═══ EXTRACTED INFORMATION ═══

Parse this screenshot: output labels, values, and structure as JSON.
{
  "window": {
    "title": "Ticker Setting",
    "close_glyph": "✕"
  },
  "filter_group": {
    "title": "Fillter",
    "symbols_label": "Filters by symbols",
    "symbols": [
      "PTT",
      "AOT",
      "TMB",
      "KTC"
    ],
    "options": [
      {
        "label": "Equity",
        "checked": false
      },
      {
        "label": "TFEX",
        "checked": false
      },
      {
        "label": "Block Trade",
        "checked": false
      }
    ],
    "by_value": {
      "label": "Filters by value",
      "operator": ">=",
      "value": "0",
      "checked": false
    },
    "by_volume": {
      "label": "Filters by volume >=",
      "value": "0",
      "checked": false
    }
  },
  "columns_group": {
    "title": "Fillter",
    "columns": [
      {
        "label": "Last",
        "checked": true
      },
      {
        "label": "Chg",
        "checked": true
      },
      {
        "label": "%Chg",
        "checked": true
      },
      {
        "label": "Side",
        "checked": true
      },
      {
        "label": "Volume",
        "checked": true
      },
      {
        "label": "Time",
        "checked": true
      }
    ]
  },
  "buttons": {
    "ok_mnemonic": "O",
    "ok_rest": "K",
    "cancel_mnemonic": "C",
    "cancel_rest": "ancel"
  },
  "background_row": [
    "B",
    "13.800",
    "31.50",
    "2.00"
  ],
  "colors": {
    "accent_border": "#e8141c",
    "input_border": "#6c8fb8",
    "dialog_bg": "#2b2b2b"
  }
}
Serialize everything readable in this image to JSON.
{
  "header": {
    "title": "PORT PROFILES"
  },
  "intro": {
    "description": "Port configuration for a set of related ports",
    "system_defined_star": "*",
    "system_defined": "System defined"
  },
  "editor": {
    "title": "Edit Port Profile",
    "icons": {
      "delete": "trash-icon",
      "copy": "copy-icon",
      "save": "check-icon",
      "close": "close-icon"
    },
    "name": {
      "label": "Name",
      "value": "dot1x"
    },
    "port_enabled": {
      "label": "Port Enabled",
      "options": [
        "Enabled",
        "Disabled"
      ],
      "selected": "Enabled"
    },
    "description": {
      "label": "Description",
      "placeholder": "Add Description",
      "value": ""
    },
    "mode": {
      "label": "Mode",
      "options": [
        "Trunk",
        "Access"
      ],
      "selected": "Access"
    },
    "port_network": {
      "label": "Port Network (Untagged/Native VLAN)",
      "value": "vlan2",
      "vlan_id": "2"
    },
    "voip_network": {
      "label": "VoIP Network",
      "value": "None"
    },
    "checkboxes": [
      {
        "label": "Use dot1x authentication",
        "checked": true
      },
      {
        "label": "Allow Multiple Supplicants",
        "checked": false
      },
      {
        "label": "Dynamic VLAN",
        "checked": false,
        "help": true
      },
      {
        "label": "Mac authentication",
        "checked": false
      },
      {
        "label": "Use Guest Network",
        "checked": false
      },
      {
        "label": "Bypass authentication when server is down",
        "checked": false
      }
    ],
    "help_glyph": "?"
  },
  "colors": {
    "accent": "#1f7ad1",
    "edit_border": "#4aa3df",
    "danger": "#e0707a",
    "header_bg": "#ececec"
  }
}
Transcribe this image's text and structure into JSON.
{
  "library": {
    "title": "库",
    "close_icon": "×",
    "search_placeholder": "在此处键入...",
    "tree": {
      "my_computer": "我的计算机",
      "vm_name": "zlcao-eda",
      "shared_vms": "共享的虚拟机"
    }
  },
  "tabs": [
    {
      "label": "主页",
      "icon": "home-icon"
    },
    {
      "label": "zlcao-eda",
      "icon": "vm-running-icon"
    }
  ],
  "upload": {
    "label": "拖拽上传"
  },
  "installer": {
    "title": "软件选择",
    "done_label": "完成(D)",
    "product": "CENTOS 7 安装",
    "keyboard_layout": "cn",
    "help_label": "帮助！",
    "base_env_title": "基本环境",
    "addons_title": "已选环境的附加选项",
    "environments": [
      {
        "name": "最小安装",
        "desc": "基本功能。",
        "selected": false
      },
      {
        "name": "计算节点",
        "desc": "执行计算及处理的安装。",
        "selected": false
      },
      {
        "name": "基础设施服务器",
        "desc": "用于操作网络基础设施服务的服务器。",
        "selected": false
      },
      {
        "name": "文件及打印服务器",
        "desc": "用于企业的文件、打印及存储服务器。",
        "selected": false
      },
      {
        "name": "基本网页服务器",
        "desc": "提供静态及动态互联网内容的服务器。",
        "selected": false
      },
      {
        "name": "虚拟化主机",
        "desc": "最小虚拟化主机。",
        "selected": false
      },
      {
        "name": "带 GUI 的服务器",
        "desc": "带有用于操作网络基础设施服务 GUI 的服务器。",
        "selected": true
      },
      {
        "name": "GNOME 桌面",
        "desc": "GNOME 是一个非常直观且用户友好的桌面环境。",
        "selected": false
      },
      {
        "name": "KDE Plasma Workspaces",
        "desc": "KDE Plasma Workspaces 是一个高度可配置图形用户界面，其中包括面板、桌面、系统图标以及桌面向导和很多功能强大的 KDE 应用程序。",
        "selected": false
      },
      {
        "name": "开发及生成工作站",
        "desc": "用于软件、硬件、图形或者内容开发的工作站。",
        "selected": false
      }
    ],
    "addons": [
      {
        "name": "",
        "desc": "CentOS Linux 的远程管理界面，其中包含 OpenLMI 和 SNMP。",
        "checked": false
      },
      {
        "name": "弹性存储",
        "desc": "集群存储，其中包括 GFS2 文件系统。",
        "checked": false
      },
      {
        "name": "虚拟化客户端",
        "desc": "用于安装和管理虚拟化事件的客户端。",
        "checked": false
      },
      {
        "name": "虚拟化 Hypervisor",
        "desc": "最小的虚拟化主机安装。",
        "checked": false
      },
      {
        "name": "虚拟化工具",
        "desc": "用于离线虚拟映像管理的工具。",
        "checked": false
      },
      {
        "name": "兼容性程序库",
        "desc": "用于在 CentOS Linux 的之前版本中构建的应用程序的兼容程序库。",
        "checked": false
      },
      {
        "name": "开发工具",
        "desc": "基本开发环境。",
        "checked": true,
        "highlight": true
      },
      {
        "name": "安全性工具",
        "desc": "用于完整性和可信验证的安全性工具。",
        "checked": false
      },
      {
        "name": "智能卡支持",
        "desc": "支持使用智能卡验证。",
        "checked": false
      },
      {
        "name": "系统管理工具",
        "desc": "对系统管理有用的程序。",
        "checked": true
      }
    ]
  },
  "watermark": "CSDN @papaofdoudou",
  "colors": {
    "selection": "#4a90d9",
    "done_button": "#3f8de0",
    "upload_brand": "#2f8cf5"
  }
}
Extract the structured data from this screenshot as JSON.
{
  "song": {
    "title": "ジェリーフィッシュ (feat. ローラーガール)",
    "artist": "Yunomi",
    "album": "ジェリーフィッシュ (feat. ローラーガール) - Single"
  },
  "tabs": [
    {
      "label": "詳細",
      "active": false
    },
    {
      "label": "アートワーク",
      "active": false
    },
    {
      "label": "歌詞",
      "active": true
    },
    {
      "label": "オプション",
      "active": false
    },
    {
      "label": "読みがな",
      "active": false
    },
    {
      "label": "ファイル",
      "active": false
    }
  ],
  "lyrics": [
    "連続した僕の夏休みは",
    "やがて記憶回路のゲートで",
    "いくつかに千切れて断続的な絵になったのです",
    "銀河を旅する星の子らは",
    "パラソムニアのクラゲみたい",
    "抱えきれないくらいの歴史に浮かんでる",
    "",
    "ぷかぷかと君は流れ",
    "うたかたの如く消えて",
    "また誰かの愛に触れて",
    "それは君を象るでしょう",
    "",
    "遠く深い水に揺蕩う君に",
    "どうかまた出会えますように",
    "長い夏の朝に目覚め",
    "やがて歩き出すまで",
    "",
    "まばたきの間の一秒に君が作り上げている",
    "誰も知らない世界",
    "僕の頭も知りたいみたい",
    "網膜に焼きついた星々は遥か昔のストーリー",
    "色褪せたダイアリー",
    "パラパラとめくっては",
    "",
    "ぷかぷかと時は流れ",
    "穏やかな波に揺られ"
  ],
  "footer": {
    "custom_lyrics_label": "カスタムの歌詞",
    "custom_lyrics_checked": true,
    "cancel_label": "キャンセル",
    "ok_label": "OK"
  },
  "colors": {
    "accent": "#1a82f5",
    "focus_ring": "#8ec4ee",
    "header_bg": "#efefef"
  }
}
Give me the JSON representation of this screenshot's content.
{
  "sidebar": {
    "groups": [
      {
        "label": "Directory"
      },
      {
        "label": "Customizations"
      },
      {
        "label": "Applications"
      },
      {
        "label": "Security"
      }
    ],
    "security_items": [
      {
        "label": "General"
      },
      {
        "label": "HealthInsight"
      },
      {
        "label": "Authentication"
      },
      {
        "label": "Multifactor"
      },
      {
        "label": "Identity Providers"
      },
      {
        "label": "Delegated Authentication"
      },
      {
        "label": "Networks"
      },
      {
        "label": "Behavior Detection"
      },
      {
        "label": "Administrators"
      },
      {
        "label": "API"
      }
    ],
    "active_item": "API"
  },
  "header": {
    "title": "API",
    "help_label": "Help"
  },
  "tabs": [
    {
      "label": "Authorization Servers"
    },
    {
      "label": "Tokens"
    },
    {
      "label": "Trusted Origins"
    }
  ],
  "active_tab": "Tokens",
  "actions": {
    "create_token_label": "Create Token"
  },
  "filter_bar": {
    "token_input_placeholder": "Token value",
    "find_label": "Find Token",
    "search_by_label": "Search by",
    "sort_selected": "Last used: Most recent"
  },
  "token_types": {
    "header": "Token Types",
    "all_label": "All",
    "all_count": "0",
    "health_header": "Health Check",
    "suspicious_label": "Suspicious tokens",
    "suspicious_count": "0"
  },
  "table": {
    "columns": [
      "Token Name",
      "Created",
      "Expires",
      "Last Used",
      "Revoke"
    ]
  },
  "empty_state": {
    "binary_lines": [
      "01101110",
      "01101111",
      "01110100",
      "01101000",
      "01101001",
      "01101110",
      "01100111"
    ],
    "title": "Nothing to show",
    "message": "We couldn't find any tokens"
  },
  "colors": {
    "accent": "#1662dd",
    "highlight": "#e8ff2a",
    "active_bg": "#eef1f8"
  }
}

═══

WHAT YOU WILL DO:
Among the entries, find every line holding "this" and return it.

YOUR RESPONSE:
Parse this screenshot: output labels, values, and structure as JSON.
Serialize everything readable in this image to JSON.
Transcribe this image's text and structure into JSON.
Extract the structured data from this screenshot as JSON.
Give me the JSON representation of this screenshot's content.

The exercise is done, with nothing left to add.